Internal Energy of Reaction Products by Velocity Analysis. I. Scattered KBr* from the Crossed Molecular Beam Reaction K+HBr42(1965); http://dx.doi.org/10.1063/1.1696108View Description Hide Description

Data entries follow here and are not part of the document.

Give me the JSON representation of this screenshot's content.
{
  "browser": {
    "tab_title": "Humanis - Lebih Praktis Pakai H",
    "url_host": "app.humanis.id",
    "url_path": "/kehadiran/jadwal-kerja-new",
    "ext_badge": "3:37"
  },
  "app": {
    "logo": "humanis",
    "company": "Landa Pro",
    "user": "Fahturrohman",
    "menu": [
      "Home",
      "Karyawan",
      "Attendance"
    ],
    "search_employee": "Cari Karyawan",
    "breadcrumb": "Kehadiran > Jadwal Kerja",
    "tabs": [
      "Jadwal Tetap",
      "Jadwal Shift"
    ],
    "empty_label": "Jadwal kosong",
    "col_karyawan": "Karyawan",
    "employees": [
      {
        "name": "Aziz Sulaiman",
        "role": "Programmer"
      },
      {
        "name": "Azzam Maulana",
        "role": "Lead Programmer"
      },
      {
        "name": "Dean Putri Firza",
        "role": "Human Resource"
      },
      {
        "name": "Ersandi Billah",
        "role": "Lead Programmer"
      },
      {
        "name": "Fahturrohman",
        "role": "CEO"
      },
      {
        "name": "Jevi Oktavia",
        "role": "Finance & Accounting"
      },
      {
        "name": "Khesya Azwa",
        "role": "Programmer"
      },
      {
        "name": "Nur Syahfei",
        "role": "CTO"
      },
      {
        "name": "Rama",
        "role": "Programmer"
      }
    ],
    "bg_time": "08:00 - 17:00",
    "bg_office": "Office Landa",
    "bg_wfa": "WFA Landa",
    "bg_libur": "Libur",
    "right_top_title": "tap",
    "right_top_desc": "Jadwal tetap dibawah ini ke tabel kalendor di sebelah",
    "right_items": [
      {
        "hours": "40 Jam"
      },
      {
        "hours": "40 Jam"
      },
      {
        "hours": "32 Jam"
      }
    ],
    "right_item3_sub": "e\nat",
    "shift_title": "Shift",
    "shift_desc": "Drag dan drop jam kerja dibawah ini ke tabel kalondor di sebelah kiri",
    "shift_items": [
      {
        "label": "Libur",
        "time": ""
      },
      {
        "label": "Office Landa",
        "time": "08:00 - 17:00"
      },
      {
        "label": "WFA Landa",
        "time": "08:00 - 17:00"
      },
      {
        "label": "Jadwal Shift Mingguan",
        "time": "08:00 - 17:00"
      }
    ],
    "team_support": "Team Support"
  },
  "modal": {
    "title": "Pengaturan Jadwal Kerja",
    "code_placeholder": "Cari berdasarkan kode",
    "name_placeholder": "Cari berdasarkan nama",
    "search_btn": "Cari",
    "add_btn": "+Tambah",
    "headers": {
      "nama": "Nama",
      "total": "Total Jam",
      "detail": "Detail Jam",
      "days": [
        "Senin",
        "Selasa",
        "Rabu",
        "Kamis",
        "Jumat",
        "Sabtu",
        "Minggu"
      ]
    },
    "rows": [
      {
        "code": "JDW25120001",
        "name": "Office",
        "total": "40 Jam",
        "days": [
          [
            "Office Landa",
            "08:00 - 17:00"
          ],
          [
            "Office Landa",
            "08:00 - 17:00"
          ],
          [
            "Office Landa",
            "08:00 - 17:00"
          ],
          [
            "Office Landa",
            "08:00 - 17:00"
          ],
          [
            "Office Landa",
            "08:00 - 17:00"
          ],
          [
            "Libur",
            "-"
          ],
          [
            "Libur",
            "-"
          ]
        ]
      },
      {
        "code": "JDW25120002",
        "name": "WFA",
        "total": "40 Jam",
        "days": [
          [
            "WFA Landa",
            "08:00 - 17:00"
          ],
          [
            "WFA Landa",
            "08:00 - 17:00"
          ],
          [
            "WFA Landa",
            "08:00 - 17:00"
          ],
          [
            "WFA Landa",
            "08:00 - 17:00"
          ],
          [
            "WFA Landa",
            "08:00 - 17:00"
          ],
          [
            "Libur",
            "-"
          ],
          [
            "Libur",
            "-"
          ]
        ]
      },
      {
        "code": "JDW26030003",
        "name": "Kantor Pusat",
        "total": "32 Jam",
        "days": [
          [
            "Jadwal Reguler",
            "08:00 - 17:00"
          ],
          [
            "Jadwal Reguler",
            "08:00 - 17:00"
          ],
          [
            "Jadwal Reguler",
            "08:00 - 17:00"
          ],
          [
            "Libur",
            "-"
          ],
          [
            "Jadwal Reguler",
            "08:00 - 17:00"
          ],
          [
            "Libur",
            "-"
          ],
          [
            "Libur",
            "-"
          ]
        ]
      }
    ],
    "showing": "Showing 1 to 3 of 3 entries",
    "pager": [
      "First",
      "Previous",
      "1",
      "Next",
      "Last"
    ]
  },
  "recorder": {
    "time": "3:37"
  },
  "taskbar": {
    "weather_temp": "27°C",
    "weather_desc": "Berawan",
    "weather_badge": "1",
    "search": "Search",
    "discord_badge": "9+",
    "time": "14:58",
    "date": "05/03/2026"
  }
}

The velocity distribution of excited KBr* formed in reactive collision between crossed beams of velocity‐selected K and thermal HBr has been measured as a function of laboratory scattering angle for two different initial relative kinetic energies,E. The most probable value of the recoil velocity of the KBr* yields the final relative kinetic energyE′ and thus the value of the most probable ``collision‐exothermicity'' Q ≡ E′ − E = ΔD 0° − ΔE int, where ΔE int is the most probable value of the internal energy change. Results of a series of experiments at E = 1.9 kcal/mole gave Q = 0.5±0.5 kcal/mole (out of an a priori range from − 1.9 to +5.1 kcal/mole) and thus the most probable internal (excitation) energy for the KBr: E * KBr = 4.6±0.7 kcal/mole. The observed angular and velocity distributions of KBr imply that the reactive scattering in the center‐of‐mass (c.m.) system is predominantly confined to low angles (i.e., ``forward hemisphere,'' with the KBr* product preferring the direction of the incident K in the c.m.). Less extensive experiments at E = 3.4 kcal/mole served to confirm these conclusions.
42(1965); http://dx.doi.org/10.1063/1.1696109View Description Hide Description
Comparison of the Infrared Spectra (4000–70 cm−1) of Several Hydrated and Anhydrous Salts of Transition Metals42(1965); http://dx.doi.org/10.1063/1.1696110View Description Hide Description
The infrared spectra from 4000 to 70 cm−1 of several hydrated and anhydrous salts of transition metals have been obtained. A comparison of the spectra of a hydrate with a full coordination shell of water, of a lower hydrate, and of the anhydrous salt is made. Differences in the spectra are discussed.
42(1965); http://dx.doi.org/10.1063/1.1696111View Description Hide Description
Measurements of the static dielectric constant and the density of o‐methylanisole, m‐methylanisole, p‐methylanisole, 2,6‐dimethylanisole, and 3,5‐dimethylanisole from 20° to 60°C, are reported. These data are combined with estimates of the limiting dielectric constant at high frequency in order to obtain information about the interaction of a dipolar molecule with its neighbors. The dielectric constant and loss at 2‐mm wavelength are also reported. These data are used to provide a partial characterization of the dielectric relaxation. The dielectric constants permit more accurate estimates of the high‐frequency dielectric constants than possible previously.